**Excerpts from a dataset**
Segment Open

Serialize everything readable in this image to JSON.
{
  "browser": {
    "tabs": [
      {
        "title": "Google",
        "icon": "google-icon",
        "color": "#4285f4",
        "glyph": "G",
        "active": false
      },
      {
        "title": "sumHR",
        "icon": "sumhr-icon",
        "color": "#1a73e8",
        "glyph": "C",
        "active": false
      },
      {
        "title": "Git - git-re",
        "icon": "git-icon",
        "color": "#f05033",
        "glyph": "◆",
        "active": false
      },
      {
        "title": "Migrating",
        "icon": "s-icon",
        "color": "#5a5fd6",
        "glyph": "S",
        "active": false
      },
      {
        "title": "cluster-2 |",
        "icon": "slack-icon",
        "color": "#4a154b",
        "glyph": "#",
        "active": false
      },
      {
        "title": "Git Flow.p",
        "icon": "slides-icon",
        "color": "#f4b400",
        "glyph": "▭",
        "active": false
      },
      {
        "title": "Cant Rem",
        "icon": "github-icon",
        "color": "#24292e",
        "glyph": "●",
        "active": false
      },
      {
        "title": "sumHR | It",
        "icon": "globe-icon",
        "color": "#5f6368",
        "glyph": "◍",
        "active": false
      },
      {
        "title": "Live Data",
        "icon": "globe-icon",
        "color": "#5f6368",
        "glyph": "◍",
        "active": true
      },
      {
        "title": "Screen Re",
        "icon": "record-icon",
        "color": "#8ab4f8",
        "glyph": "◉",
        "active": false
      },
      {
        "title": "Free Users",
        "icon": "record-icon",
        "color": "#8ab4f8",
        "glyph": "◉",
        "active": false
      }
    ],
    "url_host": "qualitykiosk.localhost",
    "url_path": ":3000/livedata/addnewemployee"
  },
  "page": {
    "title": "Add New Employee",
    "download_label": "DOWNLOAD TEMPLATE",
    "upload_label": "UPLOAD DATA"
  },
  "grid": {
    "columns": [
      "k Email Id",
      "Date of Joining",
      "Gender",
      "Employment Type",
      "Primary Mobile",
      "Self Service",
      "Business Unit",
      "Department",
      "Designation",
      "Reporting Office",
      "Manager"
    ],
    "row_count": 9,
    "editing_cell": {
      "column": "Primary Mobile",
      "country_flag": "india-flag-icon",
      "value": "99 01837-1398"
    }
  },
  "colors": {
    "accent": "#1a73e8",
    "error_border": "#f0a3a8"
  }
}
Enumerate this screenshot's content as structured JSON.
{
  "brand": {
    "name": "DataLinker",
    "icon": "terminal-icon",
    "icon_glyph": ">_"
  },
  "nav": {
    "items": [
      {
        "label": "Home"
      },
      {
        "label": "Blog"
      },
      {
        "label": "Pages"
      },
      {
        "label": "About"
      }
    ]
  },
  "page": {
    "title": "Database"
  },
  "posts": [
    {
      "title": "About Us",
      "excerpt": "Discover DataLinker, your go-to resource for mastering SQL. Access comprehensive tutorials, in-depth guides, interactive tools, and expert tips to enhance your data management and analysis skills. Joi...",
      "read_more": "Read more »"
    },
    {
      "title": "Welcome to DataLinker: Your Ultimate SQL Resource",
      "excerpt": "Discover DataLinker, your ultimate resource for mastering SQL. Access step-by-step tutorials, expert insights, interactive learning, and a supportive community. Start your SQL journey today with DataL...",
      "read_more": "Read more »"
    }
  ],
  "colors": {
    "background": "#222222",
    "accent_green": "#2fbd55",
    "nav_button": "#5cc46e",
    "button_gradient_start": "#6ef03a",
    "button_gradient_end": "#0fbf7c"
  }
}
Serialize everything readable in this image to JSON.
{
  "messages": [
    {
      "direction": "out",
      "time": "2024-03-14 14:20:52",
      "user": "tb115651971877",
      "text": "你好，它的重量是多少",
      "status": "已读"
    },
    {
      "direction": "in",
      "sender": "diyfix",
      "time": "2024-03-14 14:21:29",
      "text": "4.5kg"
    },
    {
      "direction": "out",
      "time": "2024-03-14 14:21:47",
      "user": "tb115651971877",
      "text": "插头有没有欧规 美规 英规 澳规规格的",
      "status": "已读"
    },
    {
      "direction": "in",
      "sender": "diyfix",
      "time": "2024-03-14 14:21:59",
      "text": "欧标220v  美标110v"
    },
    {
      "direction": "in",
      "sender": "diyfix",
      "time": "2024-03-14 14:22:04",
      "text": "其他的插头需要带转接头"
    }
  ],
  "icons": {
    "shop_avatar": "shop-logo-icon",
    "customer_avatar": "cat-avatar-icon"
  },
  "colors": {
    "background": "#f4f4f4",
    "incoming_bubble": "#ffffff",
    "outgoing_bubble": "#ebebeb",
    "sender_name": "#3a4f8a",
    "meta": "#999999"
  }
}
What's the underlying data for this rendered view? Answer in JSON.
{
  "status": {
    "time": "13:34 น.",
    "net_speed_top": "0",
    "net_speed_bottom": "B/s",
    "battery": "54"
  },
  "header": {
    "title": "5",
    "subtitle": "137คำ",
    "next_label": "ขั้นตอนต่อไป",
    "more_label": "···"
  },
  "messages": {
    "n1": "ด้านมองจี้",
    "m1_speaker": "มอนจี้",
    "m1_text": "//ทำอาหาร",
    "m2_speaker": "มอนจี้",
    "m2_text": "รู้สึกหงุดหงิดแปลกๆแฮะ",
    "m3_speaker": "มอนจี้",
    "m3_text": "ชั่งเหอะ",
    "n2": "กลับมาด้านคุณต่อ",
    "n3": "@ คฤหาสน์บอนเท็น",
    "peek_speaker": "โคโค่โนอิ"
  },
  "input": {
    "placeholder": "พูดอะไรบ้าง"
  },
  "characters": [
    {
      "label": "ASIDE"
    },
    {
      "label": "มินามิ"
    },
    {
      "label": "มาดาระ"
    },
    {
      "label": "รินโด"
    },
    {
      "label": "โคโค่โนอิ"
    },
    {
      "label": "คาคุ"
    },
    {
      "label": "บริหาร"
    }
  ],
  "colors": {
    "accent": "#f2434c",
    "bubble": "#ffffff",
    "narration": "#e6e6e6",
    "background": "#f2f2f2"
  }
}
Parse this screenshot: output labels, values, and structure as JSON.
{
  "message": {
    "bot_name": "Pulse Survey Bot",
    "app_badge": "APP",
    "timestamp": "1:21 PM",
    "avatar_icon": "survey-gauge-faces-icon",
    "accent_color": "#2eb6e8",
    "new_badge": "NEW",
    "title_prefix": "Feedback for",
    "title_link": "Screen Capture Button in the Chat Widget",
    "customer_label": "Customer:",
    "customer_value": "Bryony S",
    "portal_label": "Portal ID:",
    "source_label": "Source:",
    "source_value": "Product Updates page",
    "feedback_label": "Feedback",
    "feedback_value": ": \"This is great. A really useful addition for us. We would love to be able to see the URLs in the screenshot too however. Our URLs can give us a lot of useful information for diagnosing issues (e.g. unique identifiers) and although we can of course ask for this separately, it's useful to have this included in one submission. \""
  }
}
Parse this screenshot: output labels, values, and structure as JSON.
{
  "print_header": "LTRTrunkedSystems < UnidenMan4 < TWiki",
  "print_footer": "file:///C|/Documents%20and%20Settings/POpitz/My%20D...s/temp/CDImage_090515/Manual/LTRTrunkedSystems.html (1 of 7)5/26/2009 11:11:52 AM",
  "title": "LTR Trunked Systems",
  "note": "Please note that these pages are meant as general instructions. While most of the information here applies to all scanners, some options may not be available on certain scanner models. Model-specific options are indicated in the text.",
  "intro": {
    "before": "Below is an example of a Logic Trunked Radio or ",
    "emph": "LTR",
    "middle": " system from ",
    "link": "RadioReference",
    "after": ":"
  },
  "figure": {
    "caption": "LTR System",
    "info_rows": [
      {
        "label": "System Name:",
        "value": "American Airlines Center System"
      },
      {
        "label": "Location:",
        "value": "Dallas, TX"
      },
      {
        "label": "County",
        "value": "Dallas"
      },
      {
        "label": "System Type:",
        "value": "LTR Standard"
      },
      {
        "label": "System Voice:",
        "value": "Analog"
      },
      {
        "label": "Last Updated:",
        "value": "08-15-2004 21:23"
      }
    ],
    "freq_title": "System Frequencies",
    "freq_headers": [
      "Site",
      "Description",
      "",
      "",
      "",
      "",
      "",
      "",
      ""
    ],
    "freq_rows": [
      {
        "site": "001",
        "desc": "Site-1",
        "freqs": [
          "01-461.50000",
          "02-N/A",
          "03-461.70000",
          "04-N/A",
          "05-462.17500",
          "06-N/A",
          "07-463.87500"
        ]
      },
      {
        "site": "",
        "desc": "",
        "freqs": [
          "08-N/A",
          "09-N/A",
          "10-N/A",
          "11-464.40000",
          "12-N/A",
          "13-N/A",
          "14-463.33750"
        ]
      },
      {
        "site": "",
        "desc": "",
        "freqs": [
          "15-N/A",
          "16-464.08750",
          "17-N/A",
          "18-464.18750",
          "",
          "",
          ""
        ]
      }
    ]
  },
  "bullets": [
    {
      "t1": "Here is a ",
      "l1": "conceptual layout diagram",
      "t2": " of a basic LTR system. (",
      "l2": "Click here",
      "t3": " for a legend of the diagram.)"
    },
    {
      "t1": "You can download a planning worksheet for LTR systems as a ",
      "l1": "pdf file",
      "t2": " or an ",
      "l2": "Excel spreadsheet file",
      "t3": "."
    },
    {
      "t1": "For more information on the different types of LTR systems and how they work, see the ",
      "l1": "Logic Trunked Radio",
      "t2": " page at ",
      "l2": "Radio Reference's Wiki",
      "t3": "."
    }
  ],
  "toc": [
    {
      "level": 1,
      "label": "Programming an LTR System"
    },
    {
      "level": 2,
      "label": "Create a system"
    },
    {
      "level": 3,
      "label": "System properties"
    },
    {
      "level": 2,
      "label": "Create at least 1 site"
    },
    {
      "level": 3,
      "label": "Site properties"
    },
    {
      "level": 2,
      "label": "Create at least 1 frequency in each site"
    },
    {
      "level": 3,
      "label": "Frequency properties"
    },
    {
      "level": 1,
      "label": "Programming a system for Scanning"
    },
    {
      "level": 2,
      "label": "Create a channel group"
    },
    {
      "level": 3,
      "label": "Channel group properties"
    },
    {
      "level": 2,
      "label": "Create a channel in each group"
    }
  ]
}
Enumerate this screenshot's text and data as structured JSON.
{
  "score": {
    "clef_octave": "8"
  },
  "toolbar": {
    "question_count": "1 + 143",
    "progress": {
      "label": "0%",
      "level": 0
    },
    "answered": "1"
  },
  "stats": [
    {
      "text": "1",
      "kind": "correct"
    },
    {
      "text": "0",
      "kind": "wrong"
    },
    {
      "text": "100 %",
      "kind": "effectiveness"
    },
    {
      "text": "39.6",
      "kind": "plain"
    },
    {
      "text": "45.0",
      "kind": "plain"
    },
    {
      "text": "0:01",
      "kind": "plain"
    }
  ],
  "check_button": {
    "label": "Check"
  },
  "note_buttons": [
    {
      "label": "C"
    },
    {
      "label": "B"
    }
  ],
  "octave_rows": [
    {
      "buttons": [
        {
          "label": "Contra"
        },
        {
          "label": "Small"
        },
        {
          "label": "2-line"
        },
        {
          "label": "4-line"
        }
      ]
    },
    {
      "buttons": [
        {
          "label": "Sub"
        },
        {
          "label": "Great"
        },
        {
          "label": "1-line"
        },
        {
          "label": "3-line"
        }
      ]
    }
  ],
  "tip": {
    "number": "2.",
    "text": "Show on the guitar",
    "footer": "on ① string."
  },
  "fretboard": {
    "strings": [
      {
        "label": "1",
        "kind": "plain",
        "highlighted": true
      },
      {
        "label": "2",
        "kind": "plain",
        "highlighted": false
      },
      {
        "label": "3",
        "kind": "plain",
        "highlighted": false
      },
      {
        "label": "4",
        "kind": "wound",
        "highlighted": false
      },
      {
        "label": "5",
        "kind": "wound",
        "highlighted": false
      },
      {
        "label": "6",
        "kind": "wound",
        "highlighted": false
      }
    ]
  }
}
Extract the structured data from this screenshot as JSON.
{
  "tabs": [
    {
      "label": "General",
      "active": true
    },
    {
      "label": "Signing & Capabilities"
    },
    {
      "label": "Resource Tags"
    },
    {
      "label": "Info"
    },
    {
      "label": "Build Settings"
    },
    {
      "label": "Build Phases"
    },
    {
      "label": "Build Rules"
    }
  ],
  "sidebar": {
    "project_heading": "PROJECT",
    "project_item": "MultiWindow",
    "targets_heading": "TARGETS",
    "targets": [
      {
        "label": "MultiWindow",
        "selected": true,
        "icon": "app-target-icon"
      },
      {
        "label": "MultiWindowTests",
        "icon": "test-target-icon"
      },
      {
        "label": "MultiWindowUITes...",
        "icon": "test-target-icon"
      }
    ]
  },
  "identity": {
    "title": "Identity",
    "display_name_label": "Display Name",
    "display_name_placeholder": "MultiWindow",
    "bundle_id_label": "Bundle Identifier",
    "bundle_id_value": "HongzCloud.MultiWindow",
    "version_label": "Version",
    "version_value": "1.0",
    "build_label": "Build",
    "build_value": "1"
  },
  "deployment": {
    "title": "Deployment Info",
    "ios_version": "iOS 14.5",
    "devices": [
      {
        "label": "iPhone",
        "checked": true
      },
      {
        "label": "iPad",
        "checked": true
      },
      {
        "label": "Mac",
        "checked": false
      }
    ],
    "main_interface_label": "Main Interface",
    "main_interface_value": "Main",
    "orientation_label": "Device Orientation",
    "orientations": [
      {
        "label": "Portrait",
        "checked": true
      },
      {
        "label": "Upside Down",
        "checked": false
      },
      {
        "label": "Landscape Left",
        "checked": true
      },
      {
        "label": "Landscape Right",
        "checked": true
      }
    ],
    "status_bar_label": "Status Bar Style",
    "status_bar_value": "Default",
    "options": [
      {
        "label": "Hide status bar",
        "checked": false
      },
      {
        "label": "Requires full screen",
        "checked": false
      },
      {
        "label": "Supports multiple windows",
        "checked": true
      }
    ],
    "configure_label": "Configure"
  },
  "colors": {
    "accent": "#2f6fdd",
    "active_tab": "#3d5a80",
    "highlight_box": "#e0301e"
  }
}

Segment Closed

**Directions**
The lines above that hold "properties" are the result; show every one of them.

**Answer to this task**
      "label": "System properties"
      "label": "Site properties"
      "label": "Frequency properties"
      "label": "Channel group properties"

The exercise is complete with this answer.